Three types of fort were built, stop forts, screening forts and point defence forts; the forts may be further categorized by their state of modernization. Stop forts were intended to be autonomous, capable of functioning if isolated from the rest of the system and assure their own defence. Such forts could fire in all directions. Screening forts were intended to lend mutual support to others of their kind and generally defended on one front. Their artillery focused on specific areas of control.
First generation forts

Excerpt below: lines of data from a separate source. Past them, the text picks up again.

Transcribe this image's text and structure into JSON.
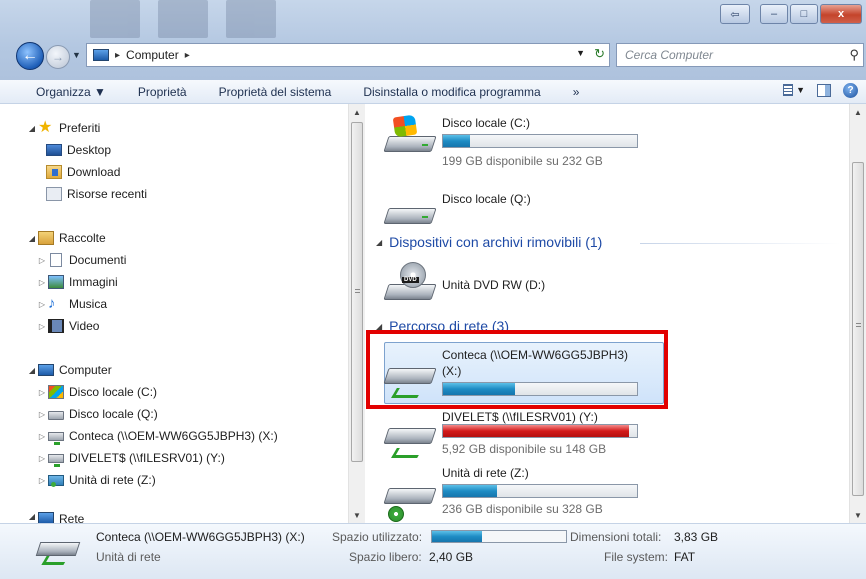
{
  "window": {
    "buttons": {
      "minimize": "–",
      "maximize": "□",
      "close": "x"
    }
  },
  "address": {
    "location": "Computer",
    "search_placeholder": "Cerca Computer"
  },
  "toolbar": {
    "organize": "Organizza ▼",
    "properties": "Proprietà",
    "system_properties": "Proprietà del sistema",
    "uninstall": "Disinstalla o modifica programma",
    "more": "»"
  },
  "nav": {
    "favorites": {
      "label": "Preferiti",
      "items": [
        "Desktop",
        "Download",
        "Risorse recenti"
      ]
    },
    "libraries": {
      "label": "Raccolte",
      "items": [
        "Documenti",
        "Immagini",
        "Musica",
        "Video"
      ]
    },
    "computer": {
      "label": "Computer",
      "items": [
        "Disco locale (C:)",
        "Disco locale (Q:)",
        "Conteca (\\\\OEM-WW6GG5JBPH3) (X:)",
        "DIVELET$ (\\\\fILESRV01) (Y:)",
        "Unità di rete (Z:)"
      ]
    },
    "network_partial": "Rete"
  },
  "content": {
    "drives": [
      {
        "name": "Disco locale (C:)",
        "usage": 0.14,
        "free_text": "199 GB disponibile su 232 GB"
      },
      {
        "name": "Disco locale (Q:)"
      }
    ],
    "removable_header": "Dispositivi con archivi rimovibili (1)",
    "dvd": {
      "name": "Unità DVD RW (D:)"
    },
    "network_header": "Percorso di rete (3)",
    "network": [
      {
        "name_line1": "Conteca (\\\\OEM-WW6GG5JBPH3)",
        "name_line2": "(X:)",
        "usage": 0.37
      },
      {
        "name": "DIVELET$ (\\\\fILESRV01) (Y:)",
        "usage": 0.96,
        "free_text": "5,92 GB disponibile su 148 GB"
      },
      {
        "name": "Unità di rete (Z:)",
        "usage": 0.28,
        "free_text": "236 GB disponibile su 328 GB"
      }
    ]
  },
  "details": {
    "name": "Conteca (\\\\OEM-WW6GG5JBPH3) (X:)",
    "type": "Unità di rete",
    "used_label": "Spazio utilizzato:",
    "used_fraction": 0.37,
    "free_label": "Spazio libero:",
    "free_value": "2,40 GB",
    "total_label": "Dimensioni totali:",
    "total_value": "3,83 GB",
    "fs_label": "File system:",
    "fs_value": "FAT"
  }
}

Prior to modernization, these forts were built entirely of masonry, using large quantities of shaped stone. The forts were provided with a ditch, 6–12 m (20–39 ft) wide and bounded by the main wall of the fort on one side and a counterscarp on the opposing side. Moats were unusual features in the Séré de Rivières system; most ditches were dry. Some walls were crenelated for defence and many had caponiers at angles to fire along the length of the ditch. Entry was typically by drawbridge. Inside the fort perimeter were multi-story barracks with facades facing interior courtyards. Barracks were typically semi-recessed into the walls and included mess halls, kitchens and cisterns. Powder magazines were buried for protection from artillery, located behind triple-locked double doors and illuminated indirectly from lamp rooms to prevent accidental explosion. The artillery was laid out on top of the ramparts; shelters were provided for ready ammunition. In some cases, artillery was in armoured casemates or Mougin turrets. Special infantry positions were provided for defence of the ditch.
After the rise of the explosive shell the most important forts were modernised. A covering of concrete was placed over the masonry to protect against the new artillery. In some cases, concrete casemates were built, leaving the stone casemates alone. The most vulnerable locations in the fort were the magazines, which in the modernised forts were dispersed and more deeply buried. Protected paths were created along the ramparts, along with protected sally ports giving on to the ditch and galleries within the counterscarps looking back at the fort. Artillery was removed from the ramparts and placed under shelter of concrete. Fewer new guns was as effective as the former batteries. Eclipsing infantry positions and observation cloches were also provided. The newest forts of this time were given central electrical plants.
Forts after 1885
These forts were built in concrete from the beginning but due to budget cuts were smaller than previous forts.
During the Battle of Verdun the troops, under bombardment and fearing for the concrete fort, excavated new galleries under the fort for shelter and living quarters. Some of these galleries connected neighbouring fortifications, foreshadowing the connected systems of the Maginot Line. The travaux de 17 (built in 1917) also foreshadowed this advance.